Breeding Ground is a direct descendant of John Wyndham’s The Midwich Cuckoos, a novel about a small village where a group of women give birth to a bunch of creepy blonde-haired children with telepathic powers and a group-mind. The Midwich Cuckoos was made into The Village of the Damned, a fine movie. Ms. Pinborough mentions Mr. Wyndham and his works twice during the course of Breeding Ground. Another possible inspiration is James Herbert’s The Rats, although this book lacks The Rats manic energy.

Please note that I am not saying that Breeding Ground is a perfect novel. To me, it reads like a book written in the early stages of a novelist’s career. At points the writing is rough, and there are a few unintentionally hilarious sentences, such as when a character throws his butt onto the ground. Ms. Pinborough does a good job of building suspense but has trouble with the pay-off, especially action scenes. I had trouble visualizing the spiders, although she does a fine job of conveying the fear and dread they cause in human beings.

Ms. Pinborough does a lot of things very well in Breeding Ground, also. The pacing of this book is very good, and she does a fine job building suspense. We don’t see a lot of the widows, which makes them more threatening. The second half of this book has a creepy claustrophobic energy that I admired. The way the widows’ bite rots people from the inside is great. The build-up to the amputation of Dave’s arm is truly horrific; the actual amputation itself is a let-down, but you can’t have everything.

Breeding Ground‘s biggest flaw is its inability to create realistic characters, encapsulated by the book’s protagonist. The kindest way to describe Matthew Edge is that he’s not a very bright man saddled with an extremely rudimentary understanding of women. I took what I thought to be irrational dislike of Matt in the first chapter, and then discovered I was spot on.

When Matt’s pregnant wife Chloe gets sick, he doesn’t even notice until she starts telling him to go fuck himself and eating raw meat. Matt takes pains to tell us that he doesn’t care about his wife’s appearance, and then goes on to describe the flaws in his wife’s appearance in minute detail. This leads me to believe that he does, in face, care about his wife’s appearance. Chloe responds by paralyzing Matt with her newfound mental powers whilst simultaneously planning a night out with a girlfriend in Birmingham. At that moment I felt good for Chloe, because I’m sure taking care of Matt is a full-time job.

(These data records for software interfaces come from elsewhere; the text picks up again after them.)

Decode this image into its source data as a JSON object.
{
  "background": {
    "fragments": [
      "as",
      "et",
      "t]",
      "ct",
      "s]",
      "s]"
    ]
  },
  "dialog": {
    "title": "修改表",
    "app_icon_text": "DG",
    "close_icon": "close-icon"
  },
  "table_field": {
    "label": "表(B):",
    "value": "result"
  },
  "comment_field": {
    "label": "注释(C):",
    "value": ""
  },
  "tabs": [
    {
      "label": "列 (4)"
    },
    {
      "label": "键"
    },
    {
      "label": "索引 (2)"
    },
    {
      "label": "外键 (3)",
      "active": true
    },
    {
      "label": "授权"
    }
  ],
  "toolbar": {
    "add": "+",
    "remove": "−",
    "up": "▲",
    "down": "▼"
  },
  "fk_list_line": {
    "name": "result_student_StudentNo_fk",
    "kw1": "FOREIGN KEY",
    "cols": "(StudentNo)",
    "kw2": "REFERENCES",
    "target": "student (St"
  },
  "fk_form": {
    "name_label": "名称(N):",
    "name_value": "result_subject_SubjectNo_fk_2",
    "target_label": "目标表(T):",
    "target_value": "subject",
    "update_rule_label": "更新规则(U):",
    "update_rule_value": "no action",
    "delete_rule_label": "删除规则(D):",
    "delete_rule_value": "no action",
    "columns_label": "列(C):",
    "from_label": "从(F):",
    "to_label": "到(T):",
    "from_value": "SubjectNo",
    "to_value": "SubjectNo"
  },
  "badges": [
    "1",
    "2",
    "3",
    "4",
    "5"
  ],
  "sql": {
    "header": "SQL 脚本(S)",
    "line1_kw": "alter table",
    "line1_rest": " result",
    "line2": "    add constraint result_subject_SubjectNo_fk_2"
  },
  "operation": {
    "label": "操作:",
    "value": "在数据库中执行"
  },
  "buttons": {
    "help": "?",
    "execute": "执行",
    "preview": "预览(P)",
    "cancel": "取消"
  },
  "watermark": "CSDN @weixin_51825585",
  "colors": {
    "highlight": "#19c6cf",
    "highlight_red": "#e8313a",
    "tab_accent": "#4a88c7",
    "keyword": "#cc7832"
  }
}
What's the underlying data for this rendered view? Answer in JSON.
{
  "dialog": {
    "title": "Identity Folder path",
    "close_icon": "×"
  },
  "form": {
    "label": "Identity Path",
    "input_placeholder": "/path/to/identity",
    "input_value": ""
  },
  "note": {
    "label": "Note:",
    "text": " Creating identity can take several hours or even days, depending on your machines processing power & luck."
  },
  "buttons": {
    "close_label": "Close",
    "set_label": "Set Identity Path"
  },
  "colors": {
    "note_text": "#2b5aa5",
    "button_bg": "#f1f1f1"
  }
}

The happy times come to an end when Chloe gives birth to a widow, a bloodthirsty mutant spider. Matt runs away with piss dripping down his leg, one of the book’s many high points for our hero. He soon makes a quick recovery, finding a change of clothes and a quick bite to eat. If the barber shop was open, he’d probably get a haircut also, because you have to look good for those fellow survivors. Note that there is another character in Breeding Ground that shares the same philosophy.

Sure enough, when Matt meets other survivors, he’s immediately attracted to twenty-year old Katie, somehow managing to shove all thoughts of his beloved Chloe aside. The spiderpocalypse might snuff out most people’s sex drives, but Matt is made of sterner stuff. He spends a lot of time wondering if the new object of his affection likes him too, but soon Katie starts acting funny, sort of like Matt’s ex-wife before she gave birth to one of the mutant spiders that have, you know, taken over the earth. Matt doesn’t make that connection, but he does sulk when she stops paying attention to him.

Will Matt and Chloe/Kate/Rebecca/??? live happily ever after? Will Nigel win the Best-Dressed Man of the Spiderpocalypse Award? Will the widows eat everyone on earth? Read Breeding Ground to find out!

Bring on the sequel!